The Ta-Da List:
Developing the habit of acknowledging your accomplishments -- large and small -- is a powerful way to maintain your optimism and energy, especially when the demands of work and life go into over-drive. Here's some guidance to get started on your "Ta Da List":
Identify at least three things you accomplished today (or any other timeframe): It may be tempting to make this list all inclusive but that's not necessary. Start with just a few items that come up for you. As you write these out, you may remember more and can certainly add them to the list. Just don't stress about getting it all down. The idea is not to turn this into another task that burdens you further.

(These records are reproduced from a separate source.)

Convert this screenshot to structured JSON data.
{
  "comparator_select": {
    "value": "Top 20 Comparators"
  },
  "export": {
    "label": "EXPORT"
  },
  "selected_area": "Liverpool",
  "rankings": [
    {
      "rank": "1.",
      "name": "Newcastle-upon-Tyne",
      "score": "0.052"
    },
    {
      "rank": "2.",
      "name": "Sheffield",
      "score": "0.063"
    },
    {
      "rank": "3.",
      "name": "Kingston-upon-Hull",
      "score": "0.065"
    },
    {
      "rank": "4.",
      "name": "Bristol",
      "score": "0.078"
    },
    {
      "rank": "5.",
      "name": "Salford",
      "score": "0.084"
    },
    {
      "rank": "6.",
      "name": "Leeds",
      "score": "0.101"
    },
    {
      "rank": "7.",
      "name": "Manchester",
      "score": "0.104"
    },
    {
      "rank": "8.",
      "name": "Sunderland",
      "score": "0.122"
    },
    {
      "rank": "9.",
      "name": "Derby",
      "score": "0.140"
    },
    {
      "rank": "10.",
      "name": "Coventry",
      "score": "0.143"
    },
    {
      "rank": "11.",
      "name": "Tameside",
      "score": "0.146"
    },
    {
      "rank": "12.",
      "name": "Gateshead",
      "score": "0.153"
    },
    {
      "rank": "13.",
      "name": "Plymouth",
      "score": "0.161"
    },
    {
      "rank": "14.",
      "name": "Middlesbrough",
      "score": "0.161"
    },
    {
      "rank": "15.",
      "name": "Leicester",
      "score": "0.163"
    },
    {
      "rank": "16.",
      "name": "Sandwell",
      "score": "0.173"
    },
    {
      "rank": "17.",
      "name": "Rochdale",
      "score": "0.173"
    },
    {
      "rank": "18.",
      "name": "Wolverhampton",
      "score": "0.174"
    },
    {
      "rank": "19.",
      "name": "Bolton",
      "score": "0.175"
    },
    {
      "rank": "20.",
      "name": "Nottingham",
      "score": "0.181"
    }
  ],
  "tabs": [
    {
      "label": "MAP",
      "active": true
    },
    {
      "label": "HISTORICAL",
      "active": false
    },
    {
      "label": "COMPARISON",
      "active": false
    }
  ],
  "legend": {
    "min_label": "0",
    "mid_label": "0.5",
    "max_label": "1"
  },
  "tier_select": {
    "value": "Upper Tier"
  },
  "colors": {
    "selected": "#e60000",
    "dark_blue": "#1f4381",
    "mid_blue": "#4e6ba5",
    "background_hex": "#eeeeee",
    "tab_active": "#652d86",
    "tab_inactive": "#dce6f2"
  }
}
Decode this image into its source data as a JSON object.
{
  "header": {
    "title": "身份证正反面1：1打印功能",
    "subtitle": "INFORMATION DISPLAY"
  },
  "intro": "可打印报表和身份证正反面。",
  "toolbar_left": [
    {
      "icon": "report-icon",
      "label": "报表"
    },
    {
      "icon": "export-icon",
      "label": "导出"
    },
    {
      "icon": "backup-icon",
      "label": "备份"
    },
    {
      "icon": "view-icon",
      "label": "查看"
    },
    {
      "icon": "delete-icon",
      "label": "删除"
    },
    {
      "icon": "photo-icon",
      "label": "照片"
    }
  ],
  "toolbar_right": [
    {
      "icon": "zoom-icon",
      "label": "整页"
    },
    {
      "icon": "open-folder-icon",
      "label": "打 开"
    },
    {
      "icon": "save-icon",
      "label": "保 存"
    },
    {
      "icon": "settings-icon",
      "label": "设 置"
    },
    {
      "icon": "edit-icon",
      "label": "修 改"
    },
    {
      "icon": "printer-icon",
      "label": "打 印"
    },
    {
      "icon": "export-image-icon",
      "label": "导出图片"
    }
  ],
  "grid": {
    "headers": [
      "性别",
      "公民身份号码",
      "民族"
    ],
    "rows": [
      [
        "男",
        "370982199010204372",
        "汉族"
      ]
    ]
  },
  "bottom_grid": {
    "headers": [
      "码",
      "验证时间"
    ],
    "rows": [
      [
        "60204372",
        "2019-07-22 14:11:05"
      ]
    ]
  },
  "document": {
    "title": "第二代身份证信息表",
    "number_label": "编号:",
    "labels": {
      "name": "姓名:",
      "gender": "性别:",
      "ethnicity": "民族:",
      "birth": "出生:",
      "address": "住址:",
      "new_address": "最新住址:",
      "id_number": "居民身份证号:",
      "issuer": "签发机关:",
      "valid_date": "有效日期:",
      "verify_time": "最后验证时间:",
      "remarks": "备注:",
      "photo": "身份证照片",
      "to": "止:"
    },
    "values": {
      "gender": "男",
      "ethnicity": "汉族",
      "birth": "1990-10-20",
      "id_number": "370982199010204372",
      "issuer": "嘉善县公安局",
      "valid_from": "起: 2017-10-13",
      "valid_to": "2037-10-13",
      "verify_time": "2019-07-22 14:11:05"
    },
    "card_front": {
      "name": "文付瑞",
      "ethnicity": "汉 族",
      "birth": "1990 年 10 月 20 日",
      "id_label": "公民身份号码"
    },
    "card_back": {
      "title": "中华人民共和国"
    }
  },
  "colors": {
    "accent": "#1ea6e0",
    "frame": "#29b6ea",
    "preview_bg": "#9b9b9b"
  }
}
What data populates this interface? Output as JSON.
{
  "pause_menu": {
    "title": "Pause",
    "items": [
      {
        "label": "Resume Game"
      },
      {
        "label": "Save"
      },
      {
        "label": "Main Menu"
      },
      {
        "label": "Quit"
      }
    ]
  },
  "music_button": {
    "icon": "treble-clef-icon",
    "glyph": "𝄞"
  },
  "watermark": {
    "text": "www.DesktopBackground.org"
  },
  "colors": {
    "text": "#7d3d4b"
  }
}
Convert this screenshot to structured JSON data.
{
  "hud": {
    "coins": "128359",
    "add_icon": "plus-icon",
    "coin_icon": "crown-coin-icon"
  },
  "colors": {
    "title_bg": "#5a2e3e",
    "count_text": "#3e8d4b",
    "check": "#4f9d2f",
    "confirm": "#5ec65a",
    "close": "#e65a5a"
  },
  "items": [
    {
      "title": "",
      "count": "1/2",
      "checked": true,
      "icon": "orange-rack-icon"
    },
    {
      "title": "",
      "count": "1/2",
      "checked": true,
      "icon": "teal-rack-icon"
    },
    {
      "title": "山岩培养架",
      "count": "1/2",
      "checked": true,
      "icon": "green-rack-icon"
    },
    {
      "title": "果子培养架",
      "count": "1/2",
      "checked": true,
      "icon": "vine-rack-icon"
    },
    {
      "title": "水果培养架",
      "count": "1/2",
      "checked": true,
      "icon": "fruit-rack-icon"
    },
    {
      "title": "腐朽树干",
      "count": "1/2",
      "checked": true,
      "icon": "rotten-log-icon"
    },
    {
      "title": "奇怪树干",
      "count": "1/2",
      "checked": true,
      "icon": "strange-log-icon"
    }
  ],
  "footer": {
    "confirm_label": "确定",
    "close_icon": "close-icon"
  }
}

Pay attention: At the beginning, you may not realize what may account for something worthy of your "Ta Da" list. We tend to take ourselves for granted. Notice and grab those 'got it done' bits - they really do count. The other night I was admiring my clean coffee table. I had just finally cleared off the piles of saved articles, papers, notes that were cluttering it up. I'd been procrastinating for too long yet when I eventually did get to it, I realized that it was a 'Ta Da'! It felt great to have the clean table - but also to add it to my list. Ta da!!!!!
No accomplishment is too small: Like the coffee table example, no 'Ta Da' is too small if it meant something to you. While acknowledging the big accomplishments is important, it's equally energizing to acknoweldge little things too, especially for procrastinators. So if cleaning up your desk was something on your 'to-do list' for too long and you finally got around to it - add it to the Ta Da List!
Write it down: The act of writing it down (vs. simply thinking it) gives more focus to the intention of 'owning' and recognizing your accomplishment and deepens the awareness. Sometimes, the writing will prompt additional recall of other items worth noting. As well, if you write it down (paper, computer, PDA, etc) you can have a look back at the growing list -- which can be a "mojo-boosting' reflective practice.
Ta Da regularly: Determine what frequency makes sense to you. For some people, taking a few moments at the end of each day may be the right frequency. For others, it may be weekly or adhoc. The idea is to acknowledge often enough to give balance in your perspective when it seems you just can't get ahead of all that you need to get done. It's a worthwhile habit because it is all too easy to slip into the "I haven't done enough' default trap which is so demoralizing.